Did you know that individuals who become unable to work due to ill-health may be able to draw their pension benefits early? Furthermore, those in significantly poor health may be able to convert their entire pension pot for a tax-free lump sum.
Taking pension benefits early due to ill-health
Pension legislation allows benefits to be paid before the normal minimum pension age of 55 due to ill-health in the following circumstances:
• a registered medical practitioner (RMP) confirms that the member is incapable of continuing their current occupation as a result of ill-health, which has been caused by injury, sickness, disease or disability
• and as a result, the member has ceased carrying on that occupation.
How can pension benefits be taken?
The scheme administrator will be able to confirm what benefits will be payable in the event of a member suffering ill health.
• A defined benefit (DB) scheme may pay an ill-health pension at the normal level or it might pay a reduced pension. An enhanced pension may also be payable depending on the severity of the member’s ill-health.
• Members of defined contribution (DC) schemes will potentially be able to access the full range of options available under pension freedoms – subject to the options provided in the scheme rules.
What happens if a member recovers from ill-health?
If a member recovers after an ill-health scheme pension has commenced, the scheme rules may state that payment of the pension ceases, or reduces where recovery has been partial.
Where an ill-health pension has ceased or reduced, the pension could recommence or increase back to its former level, or to an intermediate amount – this could be when normal minimum pension age is attained, or earlier, where the condition for an ill-health pension is met.
Serious ill-health lump sum
If a member’s state of health position satisfies the definition of serious ill-health, then their pension fund could be commuted as a potentially tax-free lump sum, at any age.
To be eligible, the following conditions must be met:
• the scheme administrator has received evidence from an RMP that the member has a life expectancy of less than one year;
• benefits are payable from uncrystallised funds;
• the benefits payable use up all remaining uncrystallised rights under the arrangement; and
• the member has available lifetime allowance.
How is a serious ill-health lump sum treated for tax purposes?
A serious ill-health lump sum that is paid before a member reaches age 75 will be paid tax-free on the proviso that the individual has an available lifetime allowance.
Benefits taken are tested against the lifetime allowance as a benefit crystallisation event with any payment made above the available lifetime allowance incurring a charge of 55%, which the scheme administrator must account for.
Where benefits are being paid from a DB arrangement, the scheme administrator will calculate a capital value equivalent to the benefits being commuted for the lump sum.

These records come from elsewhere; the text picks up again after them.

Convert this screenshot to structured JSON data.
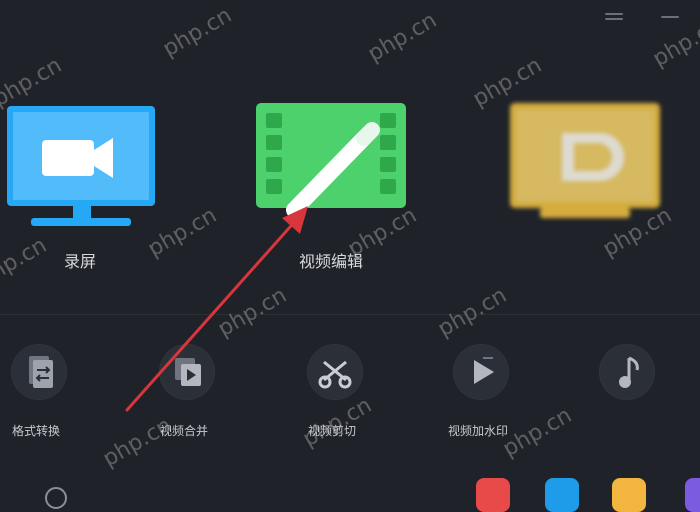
{
  "features": [
    {
      "label": "录屏",
      "icon": "monitor-camera-icon",
      "color": "#25a8f5"
    },
    {
      "label": "视频编辑",
      "icon": "film-pen-icon",
      "color": "#4cd16c"
    },
    {
      "label": "",
      "icon": "monitor-logo-icon",
      "color": "#f5c542"
    }
  ],
  "tools": [
    {
      "label": "格式转换",
      "icon": "format-convert-icon"
    },
    {
      "label": "视频合并",
      "icon": "video-merge-icon"
    },
    {
      "label": "视频剪切",
      "icon": "scissors-icon"
    },
    {
      "label": "视频加水印",
      "icon": "play-watermark-icon"
    },
    {
      "label": "",
      "icon": "music-note-icon"
    }
  ],
  "watermark": "php.cn",
  "annotation_color": "#d8363d",
  "bottom_apps": [
    {
      "icon": "red-app-icon",
      "color": "#e84a4a"
    },
    {
      "icon": "screen-app-icon",
      "color": "#1e9be9"
    },
    {
      "icon": "chart-app-icon",
      "color": "#f2b640"
    },
    {
      "icon": "purple-app-icon",
      "color": "#7b5be0"
    }
  ]
}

If a serious ill-health lump sum is paid after a member reaches age 75, the payment is taxed as pension income at the member’s marginal rate of income tax. Although benefits aren’t tested against the lifetime allowance, the member must have lifetime allowance available which for these purposes ignores the lifetime allowance test which would have applied to unused DB or DC funds when the member attained age 75. However, any benefits already taken post age 75 that would have been tested against the lifetime allowance had they been taken before that age are treated as if they had been tested against the lifetime allowance.
A serious ill-health lump sum will be treated as part of the member’s taxable estate for inheritance tax purposes. However, any potential inheritance tax liability may be outweighed by the benefit of obtaining the funds during the member’s lifetime.
Transferring pension death benefits whilst in poor health
The advent of pension freedoms had led to increased interest in transferring from a DB scheme to a DC scheme with a new provider. This may provide the potential for improved benefits, greater flexibility and increased tax-efficiency. However, there’s a potential trap for those considering this that are in poor health. If an individual transfers their pension death benefits from one scheme to another, and dies within two years, HMRC may seek to treat this as a transfer of value for inheritance tax purposes – if it regards the individual was in poor health at the time of the transfer.
If you would like to learn more about the impact of ill-health on your pension benefits, and the options available to you, please contact one of Springfield Financial Services Ltd’s Chartered Financial Planners and Pension Specialists on 01772 729742.